Similar to how many other films based out of the Big Apple begin, NEW YORK RHAPSODY pans over New York City from an aerial view—The Statue of Liberty, the various burroughs, the numerous parks— all of it in black and white. Absent of color, as well as absent of sound other than brass-heavy instrumental, this film relies heavily on the word-less emotions of both characters and the city itself.
The term artist has a broad definition. In this film, it refers to everyone pursuing what they have a passion for—the photographers, videographers, chefs, buskers, audio editors, musicians, ballet dancers, etc.
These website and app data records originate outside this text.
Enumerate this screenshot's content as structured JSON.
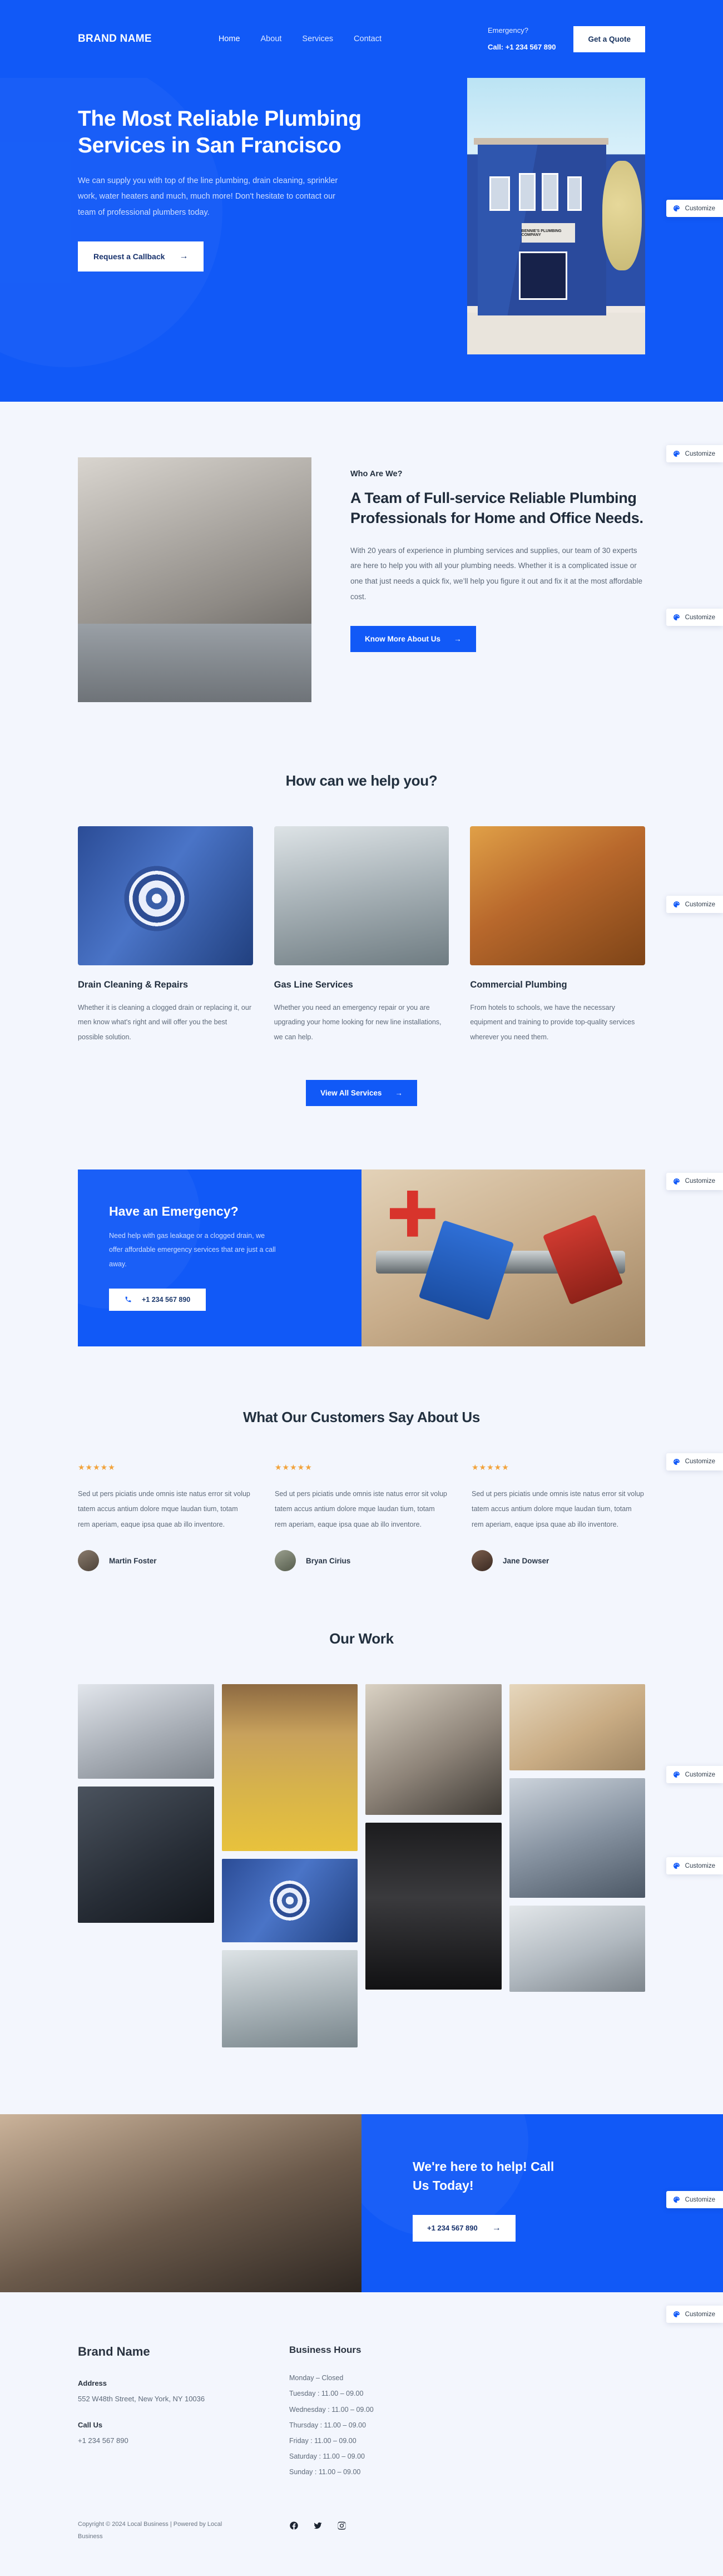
{
  "header": {
    "brand": "BRAND NAME",
    "nav": [
      {
        "label": "Home",
        "active": true
      },
      {
        "label": "About",
        "active": false
      },
      {
        "label": "Services",
        "active": false
      },
      {
        "label": "Contact",
        "active": false
      }
    ],
    "emergency_label": "Emergency?",
    "emergency_call": "Call: +1 234 567 890",
    "quote_button": "Get a Quote"
  },
  "hero": {
    "title": "The Most Reliable Plumbing Services in San Francisco",
    "body": "We can supply you with top of the line plumbing, drain cleaning, sprinkler work, water heaters and much, much more! Don't hesitate to contact our team of professional plumbers today.",
    "cta": "Request a Callback",
    "arrow": "→",
    "image_sign": "BENNIE'S PLUMBING COMPANY"
  },
  "about": {
    "eyebrow": "Who Are We?",
    "title": "A Team of Full-service Reliable Plumbing Professionals for Home and Office Needs.",
    "body": "With 20 years of experience in plumbing services and supplies, our team of 30 experts are here to help you with all your plumbing needs. Whether it is a complicated issue or one that just needs a quick fix, we’ll help you figure it out and fix it at the most affordable cost.",
    "cta": "Know More About Us",
    "arrow": "→"
  },
  "services": {
    "title": "How can we help you?",
    "items": [
      {
        "name": "Drain Cleaning & Repairs",
        "desc": "Whether it is cleaning a clogged drain or replacing it, our men know what's right and will offer you the best possible solution."
      },
      {
        "name": "Gas Line Services",
        "desc": "Whether you need an emergency repair or you are upgrading your home looking for new line installations, we can help."
      },
      {
        "name": "Commercial Plumbing",
        "desc": "From hotels to schools, we have the necessary equipment and training to provide top-quality services wherever you need them."
      }
    ],
    "view_all": "View All Services",
    "arrow": "→"
  },
  "emergency": {
    "title": "Have an Emergency?",
    "body": "Need help with gas leakage or a clogged drain, we offer affordable emergency services that are just a call away.",
    "phone": "+1 234 567 890"
  },
  "testimonials": {
    "title": "What Our Customers Say About Us",
    "items": [
      {
        "stars": "★★★★★",
        "text": "Sed ut pers piciatis unde omnis iste natus error sit volup tatem accus antium dolore mque laudan tium, totam rem aperiam, eaque ipsa quae ab illo inventore.",
        "name": "Martin Foster"
      },
      {
        "stars": "★★★★★",
        "text": "Sed ut pers piciatis unde omnis iste natus error sit volup tatem accus antium dolore mque laudan tium, totam rem aperiam, eaque ipsa quae ab illo inventore.",
        "name": "Bryan Cirius"
      },
      {
        "stars": "★★★★★",
        "text": "Sed ut pers piciatis unde omnis iste natus error sit volup tatem accus antium dolore mque laudan tium, totam rem aperiam, eaque ipsa quae ab illo inventore.",
        "name": "Jane Dowser"
      }
    ]
  },
  "gallery": {
    "title": "Our Work"
  },
  "cta": {
    "title": "We're here to help! Call Us Today!",
    "phone": "+1 234 567 890",
    "arrow": "→"
  },
  "footer": {
    "brand": "Brand Name",
    "address_label": "Address",
    "address_value": "552 W48th Street, New York, NY 10036",
    "call_label": "Call Us",
    "call_value": "+1 234 567 890",
    "hours_title": "Business Hours",
    "hours": [
      "Monday – Closed",
      "Tuesday : 11.00 – 09.00",
      "Wednesday : 11.00 – 09.00",
      "Thursday : 11.00 – 09.00",
      "Friday : 11.00 – 09.00",
      "Saturday : 11.00 – 09.00",
      "Sunday : 11.00 – 09.00"
    ],
    "copyright": "Copyright © 2024 Local Business | Powered by Local Business"
  },
  "customize": {
    "label": "Customize"
  },
  "colors": {
    "brand_blue": "#1159f7",
    "page_bg": "#f3f6fd",
    "star_gold": "#f2a33c",
    "heading": "#22303f"
  }
}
The list could go on—all are contained to New York, giving a new take to the saying Meanwhile, across town.
But artists living in the big city come as no surprise to us. Instead, what keeps us entertained are the ways that said artists interact with one another over the course of one day, even if they aren’t aware of it. These remote lives intersect at the same venues, on street corners, at laundromats—and without a word shared, they each perform their artistic duties in the same space as each other, never to know of their shared hustle.
That same hustle is what runs a city like New York, is it not? Catching a cab, hopping on a bike, running down the street to get to the next gig, the next meeting, and then to pick kids up from school. Low angles shooting upwards, or wide shots catching the city from above, help us indulge in the magnitude and grandiose of this chaotic, and yet, cohesive town.
It’s what makes stories like this one, in this reviewer’s opinion, so in-tune with the life of a city. And while these are separate stories and lives, they are still lived in the same few zip codes, with the same faces, and the same traffic—which is one of the few outside noises heard throughout the film other than the overlaid music.
Writer, director, and editor Salvatore D’Alia constructs a taste of these humble lives in nearly fourteen minutes. And even more satisfactory is the way it ends, with a literal BANG and pay-off for all these hungry creatives.
If you enjoy the stories of artists who grind for their passions as well as breathtaking cinematography, carve out some for this short film, which this viewer suggests will not disappoint.
Photos courtesy of Adorama
About the Author:
Margaret Smith is a writer, editor, and critic achieving her B.A. from Columbia College Chicago. Having migrated from small-town Illinois, she now dwells in Chicago with a curious eye for art and a penchant for commentary. When not putting pen to paper, you might catch her about the city sipping coffee and filling in crossword puzzles.